Wyoming and Alaska held primaries yesterday. Pollsters in Wyoming had the direction of the Liz Cheney-Harriet Hageman race for Wyoming’s at-large House seat right. Cheney was going to lose. But was she going to lose by nearly 40 points? Pollsters vastly understated the magnitude of Cheney’s pending loss. She was not merely repudiated. She was crushed. Hageman beat her by more than a 2-1 margin (below, via RealClearPolitics).
Cheney was planning for her political future as anti-Trump hero long before the polls closed. She has millions of dollars stashed in a PAC that she will put to some use. However, she seems to me a woman without a party (assuming she doesn’t want to switch parties). She is on a mission that might profitably be continued as a talking head on CNN or MSNBC.
I previewed Alaska’s open Senate primary here yesterday. Only 67 percent of the votes have been tabulated so far, so the outcome remains “murky,” but perhaps a little less “murky” than I anticipated. Incumbent Senator Lisa Murkowski was well served by the open “nonpartisan” primary. She appears to be well-positioned to win the four-way ranked-choice election that is to be decided in November. Kelly Tshibaka is the preferable candidate by far. We encourage our friends in Alaska to rank Tshibaka vote for Tshibaka and leave the other choices blank. When the shouting is over Alaska’s open primary/ranked-choice system should be relegated to the ashcan.
Alaska also held a special election to fill Alaska’s the at-large seat left vacant by the death of Don Young. The special election is subject to the ranked-choice arrangement. No candidate appears to have cleared the 50 percent plus 1 first-choice bar for election. Republicans Sarah Palin and Nick Begich III are running second and third, respectively, to Democrat Mary Sattler Peltola in first-choice votes that have been tabulated so far.
According to the Anchorage Daily News story, “the winner won’t be known until the last ballots are counted later this month.” The story adds: “With two weeks to go until ballot counting is complete in the special election, the race will be determined by the number of voters who ranked more than one candidate in the state’s first ranked choice vote.”
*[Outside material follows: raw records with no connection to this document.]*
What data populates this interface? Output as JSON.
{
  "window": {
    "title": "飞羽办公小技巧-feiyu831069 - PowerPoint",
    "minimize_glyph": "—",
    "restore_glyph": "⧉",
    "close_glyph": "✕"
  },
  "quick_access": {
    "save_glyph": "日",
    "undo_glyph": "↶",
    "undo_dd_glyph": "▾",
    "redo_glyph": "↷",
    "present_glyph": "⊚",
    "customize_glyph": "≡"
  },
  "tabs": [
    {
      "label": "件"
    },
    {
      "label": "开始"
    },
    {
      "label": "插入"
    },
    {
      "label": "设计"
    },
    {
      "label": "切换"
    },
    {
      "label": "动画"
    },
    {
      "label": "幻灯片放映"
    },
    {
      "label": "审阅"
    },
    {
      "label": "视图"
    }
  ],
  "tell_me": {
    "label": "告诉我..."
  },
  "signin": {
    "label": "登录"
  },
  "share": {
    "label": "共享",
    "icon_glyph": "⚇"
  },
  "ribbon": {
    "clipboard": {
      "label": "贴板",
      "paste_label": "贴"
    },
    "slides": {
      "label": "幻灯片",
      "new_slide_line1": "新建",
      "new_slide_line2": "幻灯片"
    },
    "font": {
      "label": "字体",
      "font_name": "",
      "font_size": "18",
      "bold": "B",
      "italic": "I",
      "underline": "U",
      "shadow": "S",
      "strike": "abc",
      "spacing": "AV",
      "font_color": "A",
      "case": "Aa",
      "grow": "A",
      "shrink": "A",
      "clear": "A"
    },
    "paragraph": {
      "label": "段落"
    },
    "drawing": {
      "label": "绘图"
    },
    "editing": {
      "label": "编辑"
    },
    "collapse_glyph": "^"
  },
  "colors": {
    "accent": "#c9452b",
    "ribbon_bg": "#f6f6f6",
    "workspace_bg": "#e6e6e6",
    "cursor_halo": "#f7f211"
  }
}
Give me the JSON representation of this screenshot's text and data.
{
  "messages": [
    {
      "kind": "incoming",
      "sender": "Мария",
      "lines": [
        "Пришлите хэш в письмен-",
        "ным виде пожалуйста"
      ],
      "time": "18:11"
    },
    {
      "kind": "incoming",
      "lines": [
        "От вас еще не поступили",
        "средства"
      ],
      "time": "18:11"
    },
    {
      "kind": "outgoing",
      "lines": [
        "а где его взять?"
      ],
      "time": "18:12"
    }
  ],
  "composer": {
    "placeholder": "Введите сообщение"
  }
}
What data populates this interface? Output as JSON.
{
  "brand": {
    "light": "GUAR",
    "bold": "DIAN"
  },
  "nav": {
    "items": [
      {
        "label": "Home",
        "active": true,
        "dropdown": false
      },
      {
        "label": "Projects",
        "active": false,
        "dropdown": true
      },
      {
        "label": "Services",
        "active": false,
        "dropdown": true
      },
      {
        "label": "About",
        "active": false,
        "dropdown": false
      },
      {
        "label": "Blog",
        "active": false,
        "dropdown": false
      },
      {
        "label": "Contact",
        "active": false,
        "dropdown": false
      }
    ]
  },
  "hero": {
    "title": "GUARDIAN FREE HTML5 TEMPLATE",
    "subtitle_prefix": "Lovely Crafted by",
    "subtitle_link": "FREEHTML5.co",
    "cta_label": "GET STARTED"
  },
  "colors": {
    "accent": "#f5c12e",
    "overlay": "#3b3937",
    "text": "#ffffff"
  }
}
In the votes counted so far, Peltola, Palin and Begich are also running in that order in the open primary for the seat that will be on the ballot in November. They will all be on the ballot and subject to the ranked-choice arrangement. What a rotten system.